Receiving her arguably juiciest lead role on screen, Katee Sackhoff is terrific as Jess, an independent but stubborn woman who has made mistakes in her past and truly wants to make things right with her daughter. Coming off her breakthrough role in Sing Street (2016), in which she came across as a charismatic dynamo, Lucy Boynton (who reminds quite a bit of a young Kate Beckinsale) is strong as the sarcastically tongued Chloe, who puts up a wall because of her abandonment issues. She’s also quite the Nancy Drew, figuring out a lot of the supernatural goings-on with the aid of black-and-white printouts of Eastern European folklore.

Don’t Knock Twice has its jump scares and, boy, does director Caradog James adeptly build up to them, making sure most, if not all, of them work. One socko jolt with Chloe standing in a doorway is timed just so that, even for a non-rookie horror viewer, falling out of your seat wouldn’t be out of the question. All of the shadowy imagery involving the demonic Mary, brought to spindly life by the tireless, physically magnificent Javier Botet, frays the nerves. Like all of Botet’s ghoulish creations, she is the stuff of nightmares, whether emerging from a sink, from behind a couch, or, well, anywhere. From a production standpoint, there is an eloquence to much of James’ filmmaking from cinematographer Adam Frisch’s striking shot compositions to the chill-inducing violin-heavy score by composers James Edward Barker (The Human Centipede II (Full Sequence), 2011) and Steve Moore (The Guest, 2014), and an indelibly droning sound that acts as a harbinger of doom.
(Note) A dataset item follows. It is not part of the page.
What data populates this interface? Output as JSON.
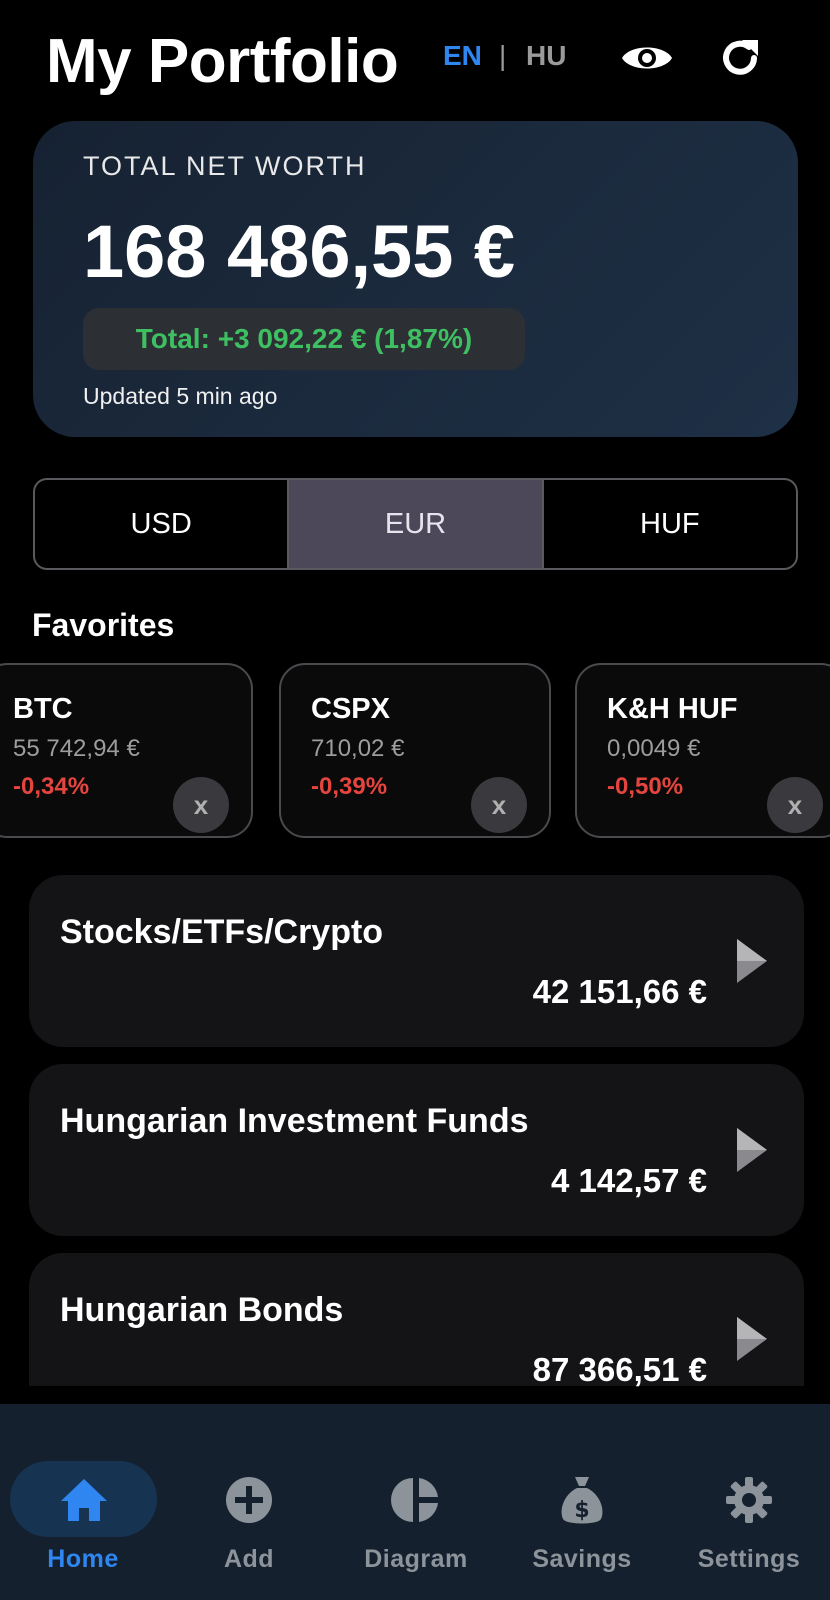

By the third act, the film does quickly grow convoluted but never less enthralling. Jess finds a flash drive that sets up a red herring, but the existence of said flash drive only makes sense after the final revelations get rolled out in the last couple of minutes. After Jess and Chloe are separated by the authorities of Chloe’s foster home, Jess gets her back, only to lose Chloe once again when a pesky someone comes a-knocking on a sidewalk trapdoor. A looking-glass trip into a forest (shot in Wales) that begins in a police interrogation room is ultimately where things conclude, and it’s there that the plotting gets back on track. There’s more to come after that with the hope to solve everything before the last frame, leaving Jess and Chloe, as well as the audience, with a whirlwind of reveals and reassessments. With that said, the picture ends on a less-than-satisfying note, striking more as a cop-out than an uncompromising conclusion. Up until then, though, Don’t Knock Twice treats its two characters with respect and gets enough creepy mileage out of knocking on Hell’s door. Director James’ craft for the ominous and scary is too good for so long that complaining about the narrative not sticking the landing seems negligible.

The film, courtesy of IFC Midnight, will be released into select theaters, iTunes, and OnDemand platforms on 3rd February 2017.